Hungary's central bank, which earlier today cut its base rate by 15 basis points to 2.85 percent, said it may continue to cut rates in light of the outlook for inflation, but a reduction in the size of the rate cuts had become warranted in light of the risks and the improving economy.
The National Bank of Hungary, which cut its rate for the 18th time in a row, said investors' sentiment toward Hungarian assets remained supportive despite the U.S. Federal Reserve's decision to reduce the size of its asset purchases, as shown by lower bond yields and spreads on credit default swaps (CDS).
However, the central bank also acknowledged that a "cautious approach to policy is warranted due to uncertainty related to the global financial environment."
"Considering the outlook for inflation and taking into account perceptions of the risks associated with the economy as well as the improvement in the pace of economic growth, further cautious easing of monetary policy may follow, but a reduction in the increment has become warranted," the bank said.
The central bank has now cut rates by 415 basis points since embarking on its easing cycle in August 2012 but reduced the pace of its rate cuts to 20 basis points from 25 basis points in August 2013 following massive capital outflows from many emerging markets as global investors started to reassess the prospects for growth and the Fed signaled it was considering its exit from quantitative easing.
Although Hungary's forint has held up much better than many other emerging market currencies, such as the currencies of Indonesia, Turkey and India, the central bank is very aware that investors' sentiment that quickly change.
"A sustained and marked shift in perceptions of the risks associated with the Hungarian economy may influence the room for manoeuvre in monetary policy," the bank said.
But Hungary's inflation rate is low and the economy is improving, helping attract global investors.
Hungary's inflation rate fell to a 43-year low of 0.4 percent in December, continuing the steady decline since September 2012 when inflation hit 6.6 percent, and the central bank said "there remains a significant degree of unused capacity in the economy and inflationary pressures are likely to remain moderate over a sustained period."
The drop in December inflation was mainly due to lower regulated energy prices, the bank said, adding that its own measures of underlying inflation also indicated moderate inflation pressures due to weak domestic demand and low inflation abroad.
"The persistently low inflation environment may facilitate the adjustment of inflation expectations," said the central bank, which has said it expects inflation to slowly move back toward its 3.0 percent target by the second quarter of 2015.

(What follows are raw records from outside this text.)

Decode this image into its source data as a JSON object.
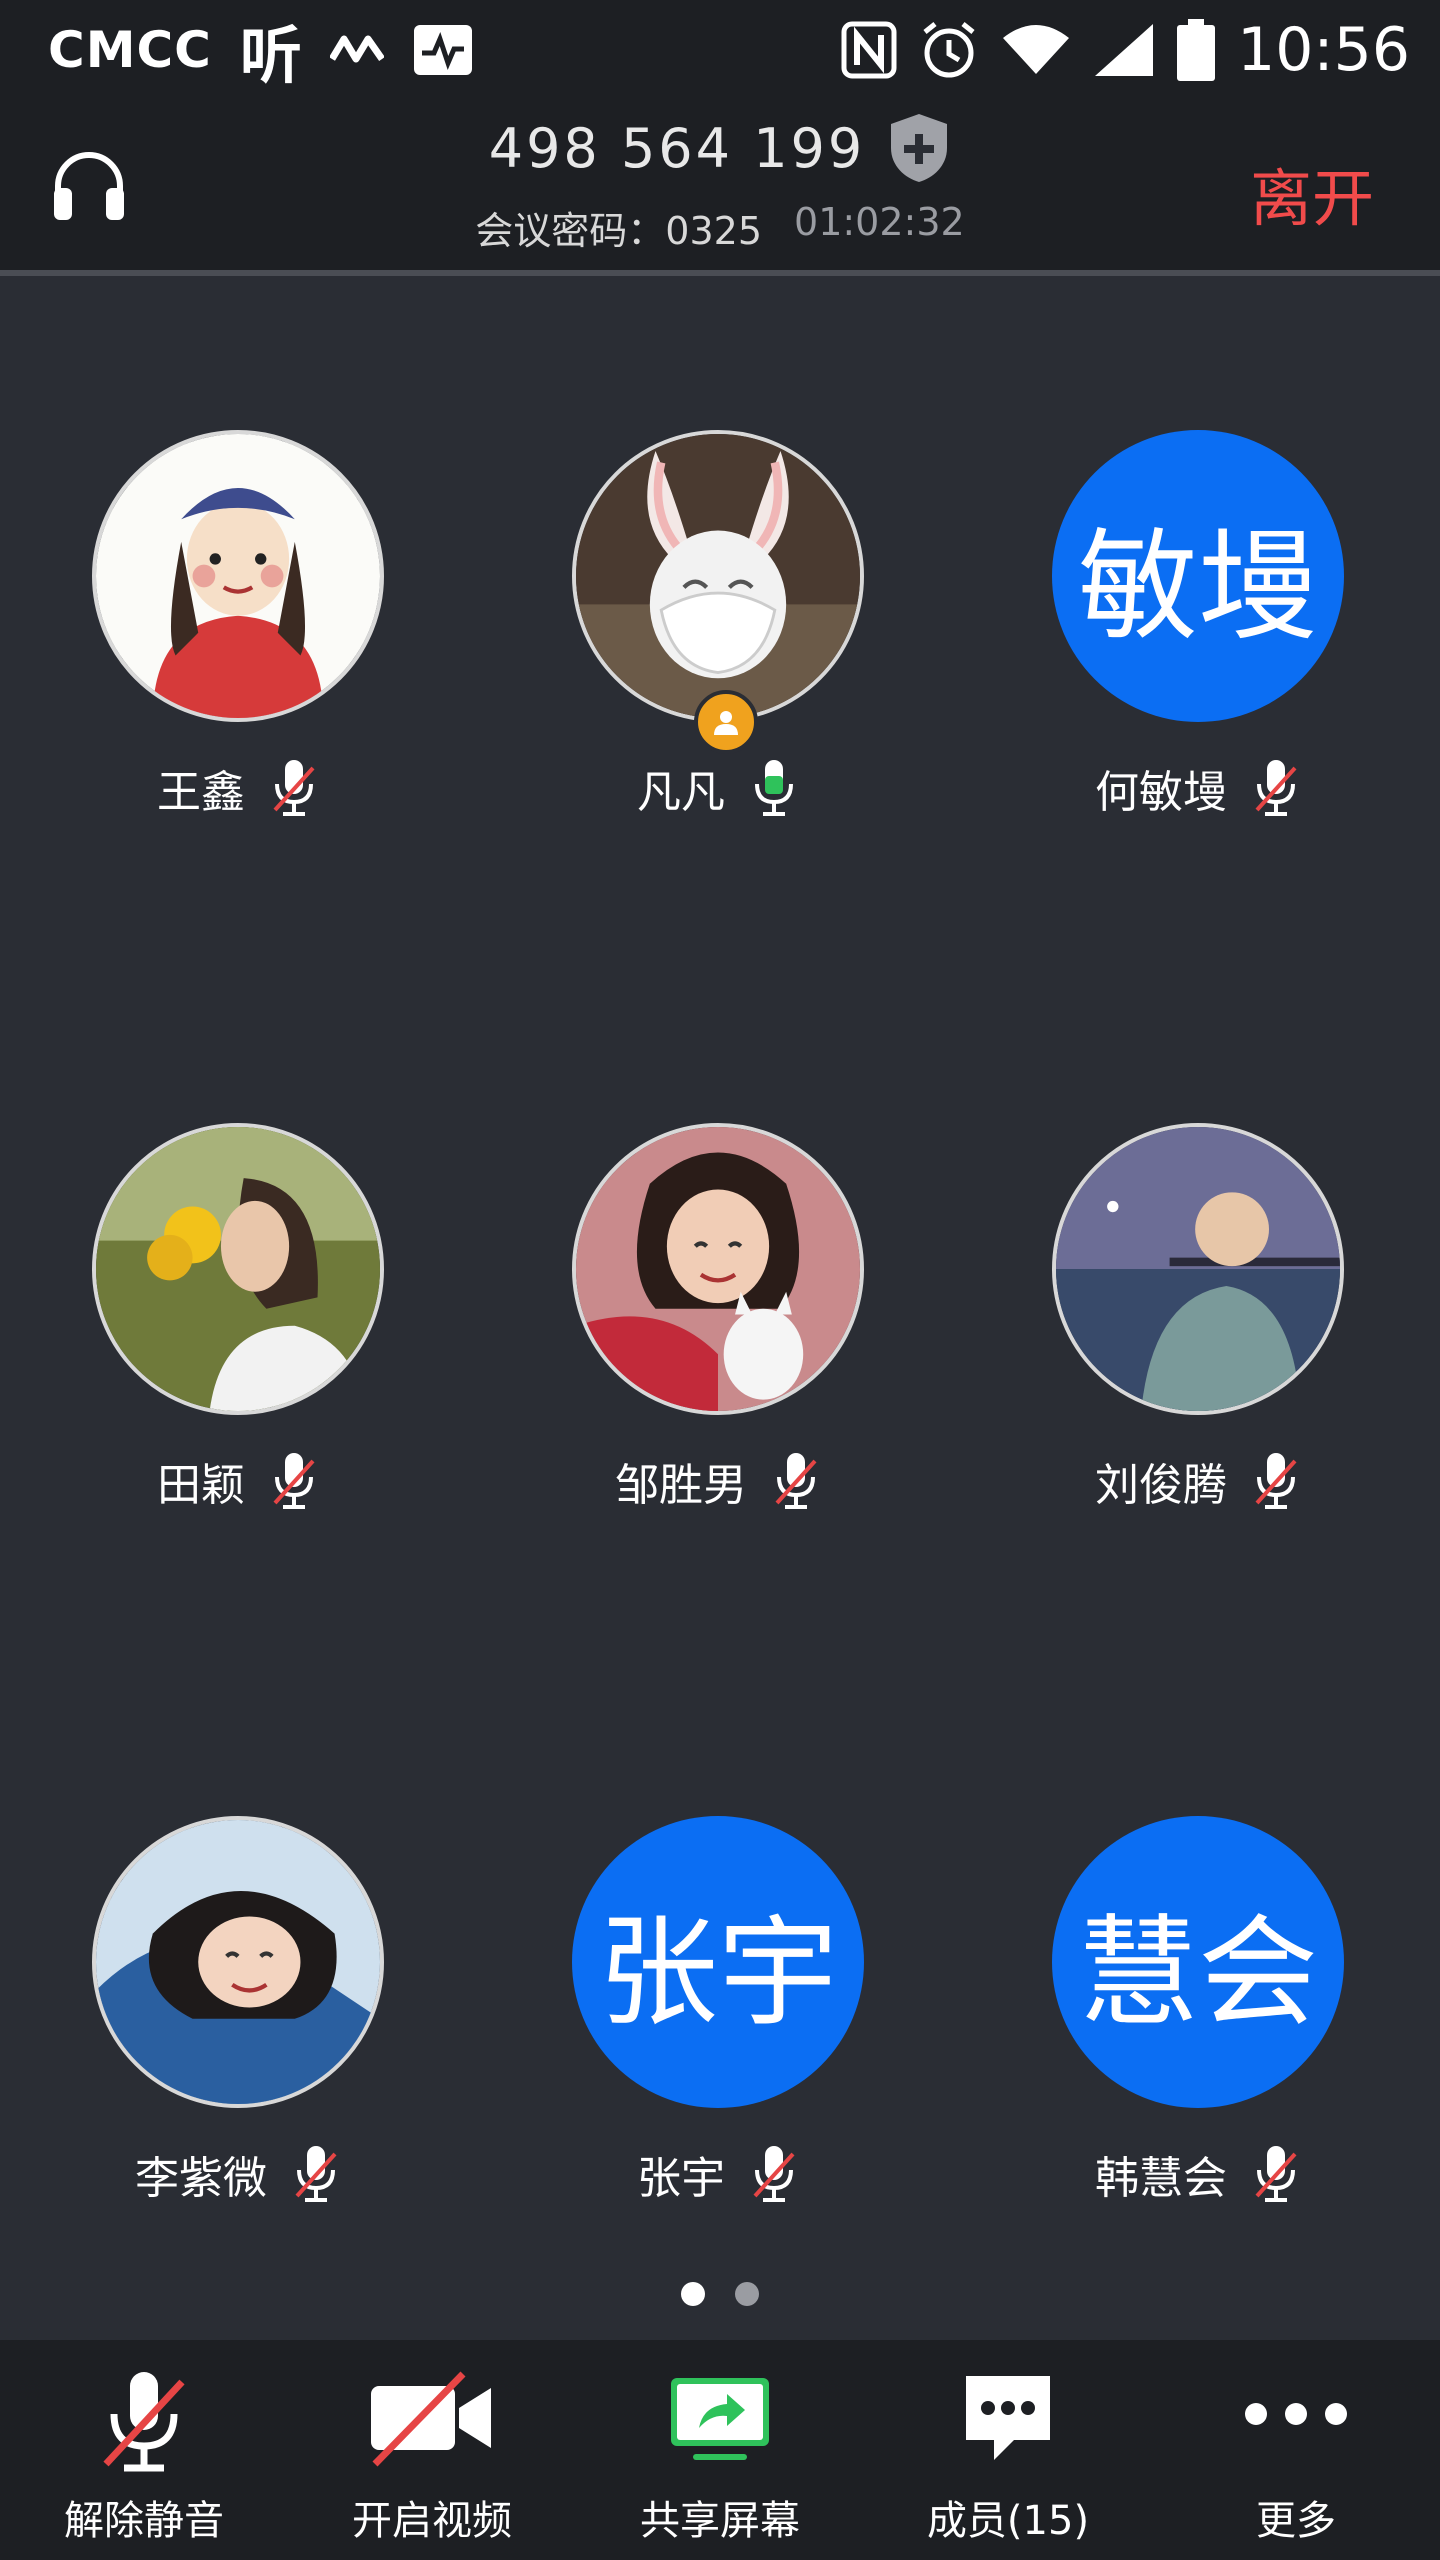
{
  "status_bar": {
    "carrier": "CMCC",
    "ting": "听",
    "time": "10:56"
  },
  "header": {
    "meeting_id": "498 564 199",
    "password_text": "会议密码：0325",
    "timer": "01:02:32",
    "leave_label": "离开"
  },
  "participants": [
    {
      "name": "王鑫",
      "avatar": "photo-cartoon-girl",
      "mic": "muted"
    },
    {
      "name": "凡凡",
      "avatar": "photo-rabbit",
      "mic": "active",
      "host": true
    },
    {
      "name": "何敏墁",
      "avatar_text": "敏墁",
      "mic": "muted"
    },
    {
      "name": "田颖",
      "avatar": "photo-sunflower",
      "mic": "muted"
    },
    {
      "name": "邹胜男",
      "avatar": "photo-girl-cat",
      "mic": "muted"
    },
    {
      "name": "刘俊腾",
      "avatar": "photo-seaside",
      "mic": "muted"
    },
    {
      "name": "李紫微",
      "avatar": "photo-girl-snow",
      "mic": "muted"
    },
    {
      "name": "张宇",
      "avatar_text": "张宇",
      "mic": "muted"
    },
    {
      "name": "韩慧会",
      "avatar_text": "慧会",
      "mic": "muted"
    }
  ],
  "pagination": {
    "total": 2,
    "current": 1
  },
  "toolbar": {
    "unmute": "解除静音",
    "video": "开启视频",
    "share": "共享屏幕",
    "members": "成员(15)",
    "more": "更多"
  },
  "colors": {
    "accent_blue": "#0b6ef3",
    "leave_red": "#f14b4b",
    "host_orange": "#f0a21e",
    "share_green": "#2fc25b"
  }
}
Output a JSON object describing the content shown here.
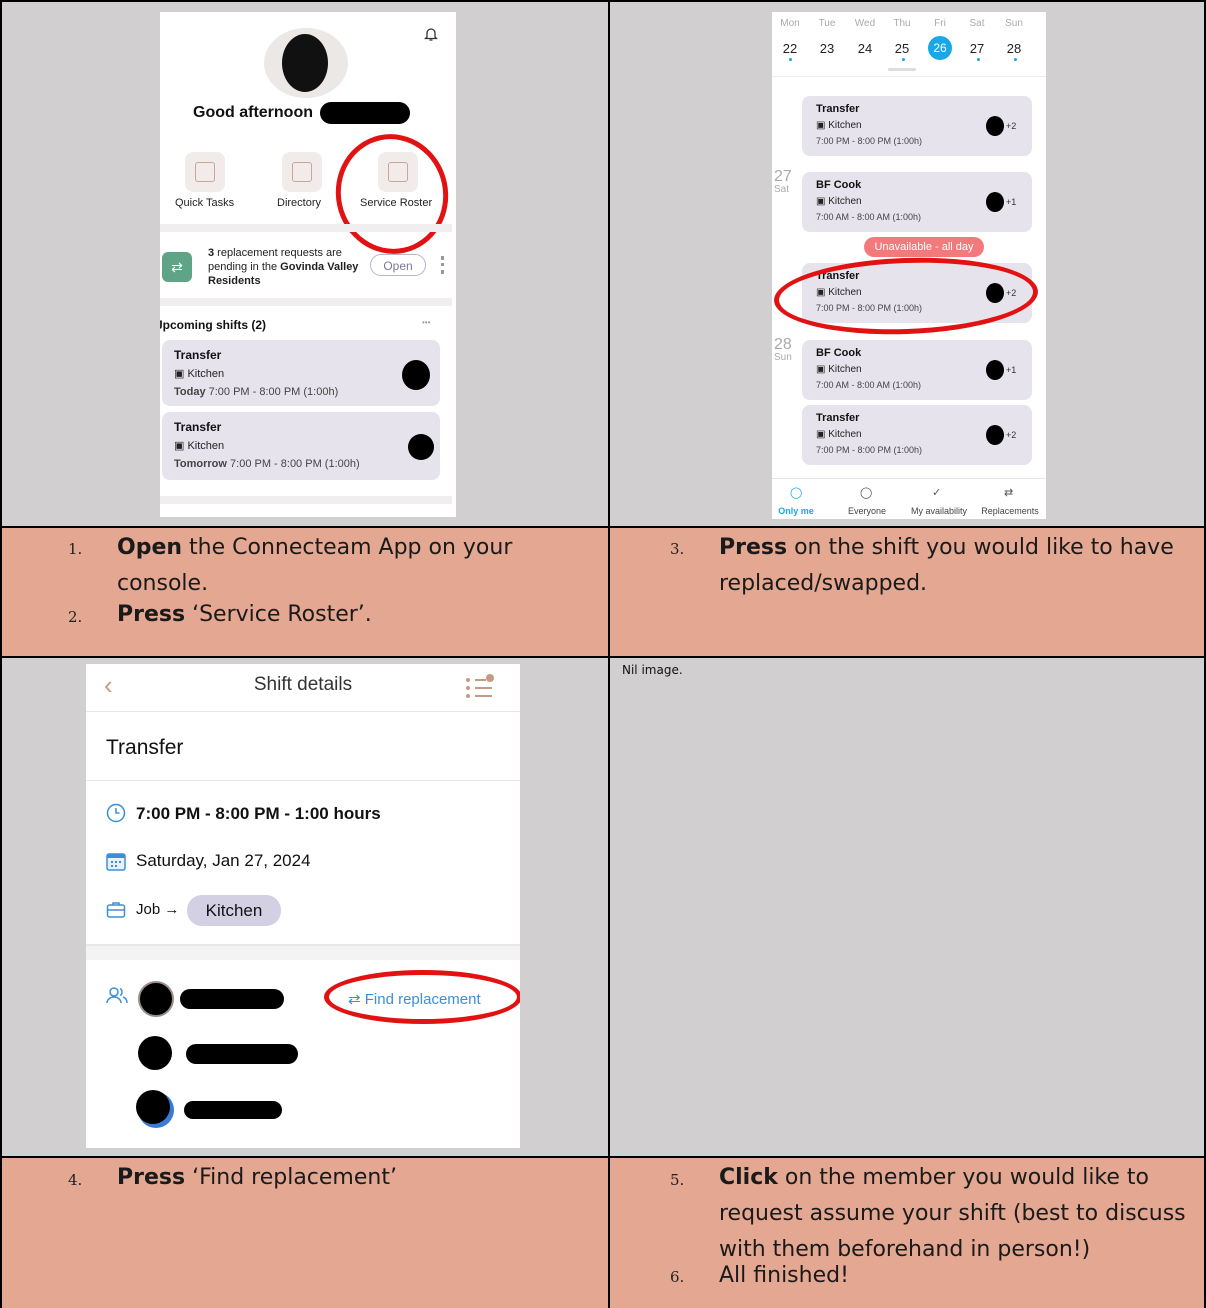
{
  "screenshot1": {
    "greeting": "Good afternoon",
    "tiles": [
      {
        "label": "Quick Tasks",
        "icon": "checklist-icon"
      },
      {
        "label": "Directory",
        "icon": "contacts-book-icon"
      },
      {
        "label": "Service Roster",
        "icon": "calendar-icon"
      }
    ],
    "request": {
      "count": "3",
      "text1": " replacement requests are pending in the ",
      "group": "Govinda Valley Residents",
      "open_label": "Open"
    },
    "upcoming_title": "Jpcoming shifts (2)",
    "more_label": "•••",
    "shifts": [
      {
        "title": "Transfer",
        "job": "Kitchen",
        "day": "Today",
        "time": " 7:00 PM - 8:00 PM (1:00h)"
      },
      {
        "title": "Transfer",
        "job": "Kitchen",
        "day": "Tomorrow",
        "time": " 7:00 PM - 8:00 PM (1:00h)"
      }
    ]
  },
  "screenshot2": {
    "week": [
      {
        "day": "Mon",
        "num": "22"
      },
      {
        "day": "Tue",
        "num": "23"
      },
      {
        "day": "Wed",
        "num": "24"
      },
      {
        "day": "Thu",
        "num": "25"
      },
      {
        "day": "Fri",
        "num": "26"
      },
      {
        "day": "Sat",
        "num": "27"
      },
      {
        "day": "Sun",
        "num": "28"
      }
    ],
    "sidedays": [
      {
        "num": "27",
        "day": "Sat"
      },
      {
        "num": "28",
        "day": "Sun"
      }
    ],
    "shifts": [
      {
        "title": "Transfer",
        "job": "Kitchen",
        "time": "7:00 PM - 8:00 PM (1:00h)",
        "extra": "+2"
      },
      {
        "title": "BF Cook",
        "job": "Kitchen",
        "time": "7:00 AM - 8:00 AM (1:00h)",
        "extra": "+1"
      },
      {
        "title": "Transfer",
        "job": "Kitchen",
        "time": "7:00 PM - 8:00 PM (1:00h)",
        "extra": "+2"
      },
      {
        "title": "BF Cook",
        "job": "Kitchen",
        "time": "7:00 AM - 8:00 AM (1:00h)",
        "extra": "+1"
      },
      {
        "title": "Transfer",
        "job": "Kitchen",
        "time": "7:00 PM - 8:00 PM (1:00h)",
        "extra": "+2"
      }
    ],
    "unavailable": "Unavailable - all day",
    "nav": [
      "Only me",
      "Everyone",
      "My availability",
      "Replacements"
    ]
  },
  "screenshot3": {
    "header": "Shift details",
    "title": "Transfer",
    "time": "7:00 PM - 8:00 PM - 1:00 hours",
    "date": "Saturday, Jan 27, 2024",
    "job_label": "Job →",
    "job": "Kitchen",
    "find_replacement": "⇄ Find replacement"
  },
  "nil_image": "Nil image.",
  "steps": {
    "s1_num": "1.",
    "s1_bold": "Open",
    "s1_text": " the Connecteam App on your",
    "s1_text2": "console.",
    "s2_num": "2.",
    "s2_bold": "Press",
    "s2_text": " ‘Service Roster’.",
    "s3_num": "3.",
    "s3_bold": "Press",
    "s3_text": " on the shift you would like to have",
    "s3_text2": "replaced/swapped.",
    "s4_num": "4.",
    "s4_bold": "Press",
    "s4_text": " ‘Find replacement’",
    "s5_num": "5.",
    "s5_bold": "Click",
    "s5_text": " on the member you would like to",
    "s5_text2": "request assume your shift (best to discuss",
    "s5_text3": "with them beforehand in person!)",
    "s6_num": "6.",
    "s6_text": "All finished!"
  }
}
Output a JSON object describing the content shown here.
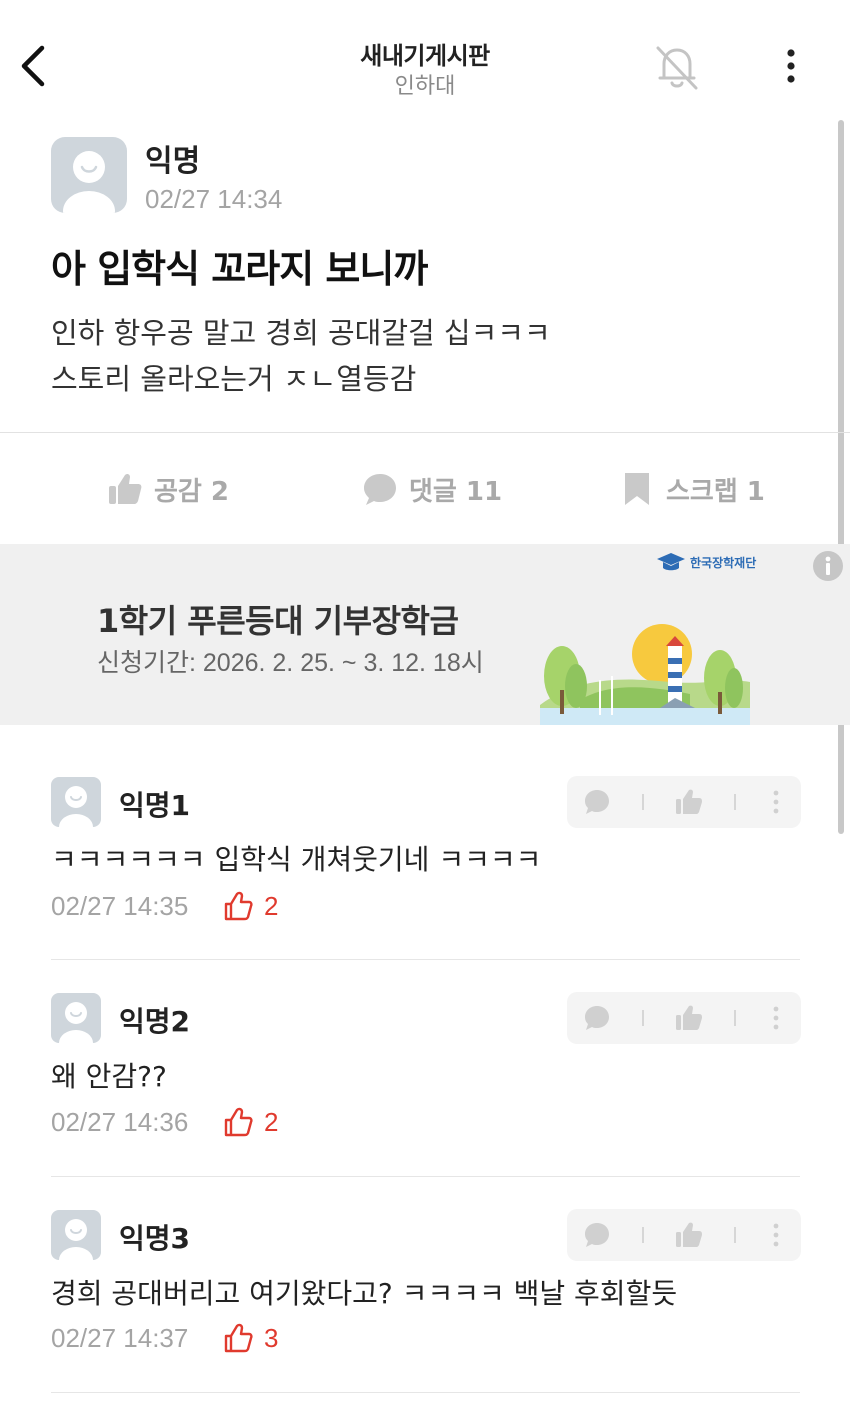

Hungary's economy is expected to continue to improve this year and next year, but the central bank said the level of output remains below the economy's potential and while unemployment is starting to fall, it still exceeds its long-term level so "inflationary pressures in the economy are likely to remain subdued over the medium term."
Hungary's economy expanded by 0.9 percent in the third quarter of 2013 from the second quarter for annual growth of 1.8 percent, up from 0.5 percent in the second quarter.
The latest economic data show that growth has continued in the fourth quarter, with domestic demand expected to continue to strengthen and exports to rise, the bank said.